EXERCISE REQUIREMENTS: Write each of the records out again exactly.

-------- THE RECORDS

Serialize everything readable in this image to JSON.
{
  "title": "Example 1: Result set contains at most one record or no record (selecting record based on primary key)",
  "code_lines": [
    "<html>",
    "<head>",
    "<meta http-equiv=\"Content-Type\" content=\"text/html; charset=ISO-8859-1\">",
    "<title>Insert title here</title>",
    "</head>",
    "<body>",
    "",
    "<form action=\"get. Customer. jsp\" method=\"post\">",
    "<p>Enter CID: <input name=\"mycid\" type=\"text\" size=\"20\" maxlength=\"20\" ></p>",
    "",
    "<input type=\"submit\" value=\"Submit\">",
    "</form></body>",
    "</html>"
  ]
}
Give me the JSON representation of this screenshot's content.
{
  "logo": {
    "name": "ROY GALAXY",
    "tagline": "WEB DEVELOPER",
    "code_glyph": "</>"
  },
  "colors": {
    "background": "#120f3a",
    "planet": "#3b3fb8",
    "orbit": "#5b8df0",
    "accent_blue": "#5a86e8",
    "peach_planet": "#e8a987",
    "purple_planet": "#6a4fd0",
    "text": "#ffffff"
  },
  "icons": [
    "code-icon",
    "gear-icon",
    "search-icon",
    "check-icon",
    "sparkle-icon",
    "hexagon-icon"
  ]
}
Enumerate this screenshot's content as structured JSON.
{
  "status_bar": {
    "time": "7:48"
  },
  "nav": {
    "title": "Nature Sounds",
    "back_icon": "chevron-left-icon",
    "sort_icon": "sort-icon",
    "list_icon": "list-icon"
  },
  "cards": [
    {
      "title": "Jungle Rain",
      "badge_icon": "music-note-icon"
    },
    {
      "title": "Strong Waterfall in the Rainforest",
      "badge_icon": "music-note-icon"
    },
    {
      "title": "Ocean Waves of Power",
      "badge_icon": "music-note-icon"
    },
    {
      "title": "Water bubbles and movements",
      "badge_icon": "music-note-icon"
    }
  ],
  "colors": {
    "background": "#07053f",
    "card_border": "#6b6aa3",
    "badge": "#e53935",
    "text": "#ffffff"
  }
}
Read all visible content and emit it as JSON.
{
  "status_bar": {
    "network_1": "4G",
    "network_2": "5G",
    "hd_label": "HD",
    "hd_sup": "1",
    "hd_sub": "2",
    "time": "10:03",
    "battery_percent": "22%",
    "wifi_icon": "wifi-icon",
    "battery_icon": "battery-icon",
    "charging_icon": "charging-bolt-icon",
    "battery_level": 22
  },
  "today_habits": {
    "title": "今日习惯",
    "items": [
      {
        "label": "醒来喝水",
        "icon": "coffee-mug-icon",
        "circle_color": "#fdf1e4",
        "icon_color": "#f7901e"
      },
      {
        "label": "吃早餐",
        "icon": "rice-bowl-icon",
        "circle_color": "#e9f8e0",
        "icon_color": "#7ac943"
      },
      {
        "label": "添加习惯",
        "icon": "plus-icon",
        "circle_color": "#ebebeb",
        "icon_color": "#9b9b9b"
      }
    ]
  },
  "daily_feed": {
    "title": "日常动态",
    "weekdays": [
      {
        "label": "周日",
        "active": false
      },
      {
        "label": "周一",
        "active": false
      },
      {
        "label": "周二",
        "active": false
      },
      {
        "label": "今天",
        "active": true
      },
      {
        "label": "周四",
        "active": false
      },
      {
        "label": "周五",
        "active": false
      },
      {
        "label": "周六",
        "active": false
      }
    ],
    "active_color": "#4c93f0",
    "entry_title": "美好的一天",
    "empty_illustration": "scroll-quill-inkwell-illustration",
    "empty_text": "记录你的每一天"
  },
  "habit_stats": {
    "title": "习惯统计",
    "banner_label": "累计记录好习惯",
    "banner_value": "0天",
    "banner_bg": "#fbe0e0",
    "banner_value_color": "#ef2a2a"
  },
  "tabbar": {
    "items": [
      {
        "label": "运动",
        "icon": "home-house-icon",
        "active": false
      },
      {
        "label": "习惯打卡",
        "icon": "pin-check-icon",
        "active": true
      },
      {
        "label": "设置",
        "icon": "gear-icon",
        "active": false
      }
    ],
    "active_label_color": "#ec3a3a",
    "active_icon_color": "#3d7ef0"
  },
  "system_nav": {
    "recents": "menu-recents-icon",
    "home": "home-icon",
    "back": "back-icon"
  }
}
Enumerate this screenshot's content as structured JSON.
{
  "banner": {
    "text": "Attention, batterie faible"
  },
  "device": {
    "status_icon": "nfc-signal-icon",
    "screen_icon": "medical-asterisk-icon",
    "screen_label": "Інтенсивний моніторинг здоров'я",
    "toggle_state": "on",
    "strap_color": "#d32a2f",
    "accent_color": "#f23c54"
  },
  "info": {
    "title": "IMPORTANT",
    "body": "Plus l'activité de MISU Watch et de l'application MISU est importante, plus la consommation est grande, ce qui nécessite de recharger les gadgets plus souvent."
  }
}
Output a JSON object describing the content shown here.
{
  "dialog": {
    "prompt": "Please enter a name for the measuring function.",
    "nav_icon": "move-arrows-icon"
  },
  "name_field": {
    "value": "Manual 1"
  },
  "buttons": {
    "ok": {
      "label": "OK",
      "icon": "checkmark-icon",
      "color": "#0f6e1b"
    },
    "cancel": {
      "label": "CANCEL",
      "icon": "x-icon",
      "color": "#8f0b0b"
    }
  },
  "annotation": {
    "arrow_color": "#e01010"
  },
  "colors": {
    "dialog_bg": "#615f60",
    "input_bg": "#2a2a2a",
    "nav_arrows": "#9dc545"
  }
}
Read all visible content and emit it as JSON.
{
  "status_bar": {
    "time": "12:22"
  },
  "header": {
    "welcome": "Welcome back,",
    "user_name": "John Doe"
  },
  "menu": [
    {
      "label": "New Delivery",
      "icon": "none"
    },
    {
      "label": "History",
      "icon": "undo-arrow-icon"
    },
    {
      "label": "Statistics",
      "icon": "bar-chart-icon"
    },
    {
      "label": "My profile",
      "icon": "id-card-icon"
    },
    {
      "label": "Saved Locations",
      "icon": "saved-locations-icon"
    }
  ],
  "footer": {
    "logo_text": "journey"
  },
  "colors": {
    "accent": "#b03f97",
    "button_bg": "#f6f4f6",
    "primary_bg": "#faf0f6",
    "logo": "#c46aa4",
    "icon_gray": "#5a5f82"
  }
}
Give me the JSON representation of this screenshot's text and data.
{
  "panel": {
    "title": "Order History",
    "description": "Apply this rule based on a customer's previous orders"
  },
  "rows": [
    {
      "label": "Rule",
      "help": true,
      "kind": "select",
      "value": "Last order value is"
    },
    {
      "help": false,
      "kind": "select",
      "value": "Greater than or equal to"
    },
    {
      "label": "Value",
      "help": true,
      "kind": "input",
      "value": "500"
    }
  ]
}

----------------

RESPONSE AREA:
Serialize everything readable in this image to JSON.
{
  "title": "Example 1: Result set contains at most one record or no record (selecting record based on primary key)",
  "code_lines": [
    "<html>",
    "<head>",
    "<meta http-equiv=\"Content-Type\" content=\"text/html; charset=ISO-8859-1\">",
    "<title>Insert title here</title>",
    "</head>",
    "<body>",
    "",
    "<form action=\"get. Customer. jsp\" method=\"post\">",
    "<p>Enter CID: <input name=\"mycid\" type=\"text\" size=\"20\" maxlength=\"20\" ></p>",
    "",
    "<input type=\"submit\" value=\"Submit\">",
    "</form></body>",
    "</html>"
  ]
}
Give me the JSON representation of this screenshot's content.
{
  "logo": {
    "name": "ROY GALAXY",
    "tagline": "WEB DEVELOPER",
    "code_glyph": "</>"
  },
  "colors": {
    "background": "#120f3a",
    "planet": "#3b3fb8",
    "orbit": "#5b8df0",
    "accent_blue": "#5a86e8",
    "peach_planet": "#e8a987",
    "purple_planet": "#6a4fd0",
    "text": "#ffffff"
  },
  "icons": [
    "code-icon",
    "gear-icon",
    "search-icon",
    "check-icon",
    "sparkle-icon",
    "hexagon-icon"
  ]
}
Enumerate this screenshot's content as structured JSON.
{
  "status_bar": {
    "time": "7:48"
  },
  "nav": {
    "title": "Nature Sounds",
    "back_icon": "chevron-left-icon",
    "sort_icon": "sort-icon",
    "list_icon": "list-icon"
  },
  "cards": [
    {
      "title": "Jungle Rain",
      "badge_icon": "music-note-icon"
    },
    {
      "title": "Strong Waterfall in the Rainforest",
      "badge_icon": "music-note-icon"
    },
    {
      "title": "Ocean Waves of Power",
      "badge_icon": "music-note-icon"
    },
    {
      "title": "Water bubbles and movements",
      "badge_icon": "music-note-icon"
    }
  ],
  "colors": {
    "background": "#07053f",
    "card_border": "#6b6aa3",
    "badge": "#e53935",
    "text": "#ffffff"
  }
}
Read all visible content and emit it as JSON.
{
  "status_bar": {
    "network_1": "4G",
    "network_2": "5G",
    "hd_label": "HD",
    "hd_sup": "1",
    "hd_sub": "2",
    "time": "10:03",
    "battery_percent": "22%",
    "wifi_icon": "wifi-icon",
    "battery_icon": "battery-icon",
    "charging_icon": "charging-bolt-icon",
    "battery_level": 22
  },
  "today_habits": {
    "title": "今日习惯",
    "items": [
      {
        "label": "醒来喝水",
        "icon": "coffee-mug-icon",
        "circle_color": "#fdf1e4",
        "icon_color": "#f7901e"
      },
      {
        "label": "吃早餐",
        "icon": "rice-bowl-icon",
        "circle_color": "#e9f8e0",
        "icon_color": "#7ac943"
      },
      {
        "label": "添加习惯",
        "icon": "plus-icon",
        "circle_color": "#ebebeb",
        "icon_color": "#9b9b9b"
      }
    ]
  },
  "daily_feed": {
    "title": "日常动态",
    "weekdays": [
      {
        "label": "周日",
        "active": false
      },
      {
        "label": "周一",
        "active": false
      },
      {
        "label": "周二",
        "active": false
      },
      {
        "label": "今天",
        "active": true
      },
      {
        "label": "周四",
        "active": false
      },
      {
        "label": "周五",
        "active": false
      },
      {
        "label": "周六",
        "active": false
      }
    ],
    "active_color": "#4c93f0",
    "entry_title": "美好的一天",
    "empty_illustration": "scroll-quill-inkwell-illustration",
    "empty_text": "记录你的每一天"
  },
  "habit_stats": {
    "title": "习惯统计",
    "banner_label": "累计记录好习惯",
    "banner_value": "0天",
    "banner_bg": "#fbe0e0",
    "banner_value_color": "#ef2a2a"
  },
  "tabbar": {
    "items": [
      {
        "label": "运动",
        "icon": "home-house-icon",
        "active": false
      },
      {
        "label": "习惯打卡",
        "icon": "pin-check-icon",
        "active": true
      },
      {
        "label": "设置",
        "icon": "gear-icon",
        "active": false
      }
    ],
    "active_label_color": "#ec3a3a",
    "active_icon_color": "#3d7ef0"
  },
  "system_nav": {
    "recents": "menu-recents-icon",
    "home": "home-icon",
    "back": "back-icon"
  }
}
Enumerate this screenshot's content as structured JSON.
{
  "banner": {
    "text": "Attention, batterie faible"
  },
  "device": {
    "status_icon": "nfc-signal-icon",
    "screen_icon": "medical-asterisk-icon",
    "screen_label": "Інтенсивний моніторинг здоров'я",
    "toggle_state": "on",
    "strap_color": "#d32a2f",
    "accent_color": "#f23c54"
  },
  "info": {
    "title": "IMPORTANT",
    "body": "Plus l'activité de MISU Watch et de l'application MISU est importante, plus la consommation est grande, ce qui nécessite de recharger les gadgets plus souvent."
  }
}
Output a JSON object describing the content shown here.
{
  "dialog": {
    "prompt": "Please enter a name for the measuring function.",
    "nav_icon": "move-arrows-icon"
  },
  "name_field": {
    "value": "Manual 1"
  },
  "buttons": {
    "ok": {
      "label": "OK",
      "icon": "checkmark-icon",
      "color": "#0f6e1b"
    },
    "cancel": {
      "label": "CANCEL",
      "icon": "x-icon",
      "color": "#8f0b0b"
    }
  },
  "annotation": {
    "arrow_color": "#e01010"
  },
  "colors": {
    "dialog_bg": "#615f60",
    "input_bg": "#2a2a2a",
    "nav_arrows": "#9dc545"
  }
}
Read all visible content and emit it as JSON.
{
  "status_bar": {
    "time": "12:22"
  },
  "header": {
    "welcome": "Welcome back,",
    "user_name": "John Doe"
  },
  "menu": [
    {
      "label": "New Delivery",
      "icon": "none"
    },
    {
      "label": "History",
      "icon": "undo-arrow-icon"
    },
    {
      "label": "Statistics",
      "icon": "bar-chart-icon"
    },
    {
      "label": "My profile",
      "icon": "id-card-icon"
    },
    {
      "label": "Saved Locations",
      "icon": "saved-locations-icon"
    }
  ],
  "footer": {
    "logo_text": "journey"
  },
  "colors": {
    "accent": "#b03f97",
    "button_bg": "#f6f4f6",
    "primary_bg": "#faf0f6",
    "logo": "#c46aa4",
    "icon_gray": "#5a5f82"
  }
}
Give me the JSON representation of this screenshot's text and data.
{
  "panel": {
    "title": "Order History",
    "description": "Apply this rule based on a customer's previous orders"
  },
  "rows": [
    {
      "label": "Rule",
      "help": true,
      "kind": "select",
      "value": "Last order value is"
    },
    {
      "help": false,
      "kind": "select",
      "value": "Greater than or equal to"
    },
    {
      "label": "Value",
      "help": true,
      "kind": "input",
      "value": "500"
    }
  ]
}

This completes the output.